> Exercise goal:
Report each line from the records where the string "Accessible" turns up.
···
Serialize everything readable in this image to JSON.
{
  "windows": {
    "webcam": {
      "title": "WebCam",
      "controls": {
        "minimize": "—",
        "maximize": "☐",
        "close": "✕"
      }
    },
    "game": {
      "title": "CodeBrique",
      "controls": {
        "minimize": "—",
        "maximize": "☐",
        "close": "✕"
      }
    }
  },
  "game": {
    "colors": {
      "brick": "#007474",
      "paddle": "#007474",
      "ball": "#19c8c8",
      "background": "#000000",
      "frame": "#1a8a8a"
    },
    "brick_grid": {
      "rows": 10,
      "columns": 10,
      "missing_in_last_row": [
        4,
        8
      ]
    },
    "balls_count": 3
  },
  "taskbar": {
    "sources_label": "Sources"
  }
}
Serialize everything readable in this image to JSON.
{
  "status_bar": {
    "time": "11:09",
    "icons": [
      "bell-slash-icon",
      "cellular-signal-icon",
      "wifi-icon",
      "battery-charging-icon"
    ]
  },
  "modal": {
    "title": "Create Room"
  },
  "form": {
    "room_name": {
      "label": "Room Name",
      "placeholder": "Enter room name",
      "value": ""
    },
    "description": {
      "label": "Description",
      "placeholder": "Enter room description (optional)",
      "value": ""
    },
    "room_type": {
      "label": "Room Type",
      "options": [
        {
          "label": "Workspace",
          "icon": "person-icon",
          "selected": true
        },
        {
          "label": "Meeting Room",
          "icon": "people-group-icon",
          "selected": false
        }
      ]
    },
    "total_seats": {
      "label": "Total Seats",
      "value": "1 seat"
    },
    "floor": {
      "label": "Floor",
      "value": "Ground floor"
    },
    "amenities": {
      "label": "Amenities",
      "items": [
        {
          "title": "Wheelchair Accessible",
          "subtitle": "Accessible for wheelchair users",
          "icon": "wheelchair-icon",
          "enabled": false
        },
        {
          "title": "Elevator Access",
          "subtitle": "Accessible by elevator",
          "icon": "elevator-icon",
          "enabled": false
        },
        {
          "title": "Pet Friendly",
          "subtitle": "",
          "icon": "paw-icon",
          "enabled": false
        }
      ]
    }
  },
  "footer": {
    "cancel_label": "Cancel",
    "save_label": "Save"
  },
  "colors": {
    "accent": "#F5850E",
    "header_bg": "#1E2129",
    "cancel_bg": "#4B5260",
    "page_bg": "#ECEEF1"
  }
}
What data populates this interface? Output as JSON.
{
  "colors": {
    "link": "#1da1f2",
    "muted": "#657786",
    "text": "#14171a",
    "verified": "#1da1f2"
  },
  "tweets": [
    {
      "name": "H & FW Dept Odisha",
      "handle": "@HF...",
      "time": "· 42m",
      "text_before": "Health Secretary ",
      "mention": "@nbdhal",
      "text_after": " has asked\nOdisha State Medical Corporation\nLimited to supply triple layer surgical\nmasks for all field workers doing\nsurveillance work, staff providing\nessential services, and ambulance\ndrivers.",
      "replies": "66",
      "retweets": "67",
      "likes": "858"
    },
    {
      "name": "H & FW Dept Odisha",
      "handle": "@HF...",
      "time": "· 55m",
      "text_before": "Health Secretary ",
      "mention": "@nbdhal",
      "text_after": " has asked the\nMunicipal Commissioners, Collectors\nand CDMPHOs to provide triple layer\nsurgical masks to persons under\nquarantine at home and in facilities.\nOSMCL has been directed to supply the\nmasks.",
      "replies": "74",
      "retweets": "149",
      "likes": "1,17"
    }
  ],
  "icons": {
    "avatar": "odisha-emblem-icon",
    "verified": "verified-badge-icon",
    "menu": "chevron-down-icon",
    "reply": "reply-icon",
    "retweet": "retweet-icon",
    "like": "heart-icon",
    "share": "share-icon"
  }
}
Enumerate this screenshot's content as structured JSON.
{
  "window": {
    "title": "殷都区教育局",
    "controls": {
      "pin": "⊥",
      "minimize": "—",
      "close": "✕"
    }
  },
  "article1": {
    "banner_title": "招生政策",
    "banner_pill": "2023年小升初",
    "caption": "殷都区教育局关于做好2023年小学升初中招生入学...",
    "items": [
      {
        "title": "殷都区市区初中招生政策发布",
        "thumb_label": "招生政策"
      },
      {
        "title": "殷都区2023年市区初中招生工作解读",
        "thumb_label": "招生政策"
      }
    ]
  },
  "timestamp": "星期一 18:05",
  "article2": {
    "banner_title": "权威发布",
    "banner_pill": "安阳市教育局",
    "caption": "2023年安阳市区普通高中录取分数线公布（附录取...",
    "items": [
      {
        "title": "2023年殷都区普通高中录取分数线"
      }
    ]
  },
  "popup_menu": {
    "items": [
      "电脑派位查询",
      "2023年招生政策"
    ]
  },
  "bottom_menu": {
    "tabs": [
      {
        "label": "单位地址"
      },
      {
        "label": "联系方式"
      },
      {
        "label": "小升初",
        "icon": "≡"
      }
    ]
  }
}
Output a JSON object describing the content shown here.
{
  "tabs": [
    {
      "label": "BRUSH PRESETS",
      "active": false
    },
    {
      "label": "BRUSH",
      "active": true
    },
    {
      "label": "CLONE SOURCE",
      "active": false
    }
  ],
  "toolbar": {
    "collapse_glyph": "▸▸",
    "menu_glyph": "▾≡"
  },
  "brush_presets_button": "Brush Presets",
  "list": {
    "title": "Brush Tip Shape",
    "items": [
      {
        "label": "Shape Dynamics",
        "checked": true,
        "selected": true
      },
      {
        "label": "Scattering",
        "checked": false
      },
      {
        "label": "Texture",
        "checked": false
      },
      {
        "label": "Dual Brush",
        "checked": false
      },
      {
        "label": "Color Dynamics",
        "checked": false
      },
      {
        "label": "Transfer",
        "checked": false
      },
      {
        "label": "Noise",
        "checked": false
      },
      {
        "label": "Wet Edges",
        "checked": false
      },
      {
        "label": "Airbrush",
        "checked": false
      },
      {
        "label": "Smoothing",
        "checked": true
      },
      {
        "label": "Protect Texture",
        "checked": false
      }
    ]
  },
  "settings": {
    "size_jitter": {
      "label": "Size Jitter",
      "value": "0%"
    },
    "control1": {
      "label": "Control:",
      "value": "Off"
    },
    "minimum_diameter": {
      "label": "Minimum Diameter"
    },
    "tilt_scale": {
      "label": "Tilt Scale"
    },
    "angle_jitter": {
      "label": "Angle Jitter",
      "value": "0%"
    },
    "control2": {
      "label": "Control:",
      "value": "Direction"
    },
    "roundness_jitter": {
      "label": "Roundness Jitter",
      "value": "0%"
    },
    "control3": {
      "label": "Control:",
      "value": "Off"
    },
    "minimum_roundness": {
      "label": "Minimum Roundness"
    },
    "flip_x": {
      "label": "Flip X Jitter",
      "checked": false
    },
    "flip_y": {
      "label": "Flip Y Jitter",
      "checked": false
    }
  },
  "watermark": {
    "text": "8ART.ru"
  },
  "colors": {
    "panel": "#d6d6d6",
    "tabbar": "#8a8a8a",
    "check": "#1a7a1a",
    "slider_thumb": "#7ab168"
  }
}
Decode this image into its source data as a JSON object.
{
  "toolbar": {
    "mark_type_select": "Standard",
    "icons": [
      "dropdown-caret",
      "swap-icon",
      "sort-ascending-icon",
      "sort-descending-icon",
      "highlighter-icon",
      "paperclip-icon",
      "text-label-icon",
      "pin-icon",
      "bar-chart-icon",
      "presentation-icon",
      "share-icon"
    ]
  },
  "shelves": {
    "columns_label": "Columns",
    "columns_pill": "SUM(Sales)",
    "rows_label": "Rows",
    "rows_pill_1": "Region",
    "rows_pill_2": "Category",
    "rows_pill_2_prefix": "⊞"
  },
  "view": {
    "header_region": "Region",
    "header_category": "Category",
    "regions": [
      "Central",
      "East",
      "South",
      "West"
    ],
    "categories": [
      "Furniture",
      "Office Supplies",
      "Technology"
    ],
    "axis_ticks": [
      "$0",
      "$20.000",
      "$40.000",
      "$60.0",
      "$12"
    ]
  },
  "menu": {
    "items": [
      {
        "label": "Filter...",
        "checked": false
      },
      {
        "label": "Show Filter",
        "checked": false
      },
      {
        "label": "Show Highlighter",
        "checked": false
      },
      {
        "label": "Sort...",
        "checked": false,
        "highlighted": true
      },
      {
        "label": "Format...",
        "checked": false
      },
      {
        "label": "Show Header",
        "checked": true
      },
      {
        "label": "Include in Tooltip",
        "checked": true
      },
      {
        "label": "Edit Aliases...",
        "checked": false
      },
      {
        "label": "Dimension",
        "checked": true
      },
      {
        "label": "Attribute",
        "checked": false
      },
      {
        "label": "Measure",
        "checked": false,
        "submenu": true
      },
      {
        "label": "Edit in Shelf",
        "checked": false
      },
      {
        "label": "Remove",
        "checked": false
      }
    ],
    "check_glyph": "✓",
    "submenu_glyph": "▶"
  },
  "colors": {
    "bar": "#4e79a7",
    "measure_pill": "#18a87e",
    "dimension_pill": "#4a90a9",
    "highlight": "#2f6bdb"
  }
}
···
> Result of this task:
          "title": "Wheelchair Accessible",
          "subtitle": "Accessible for wheelchair users",
          "subtitle": "Accessible by elevator",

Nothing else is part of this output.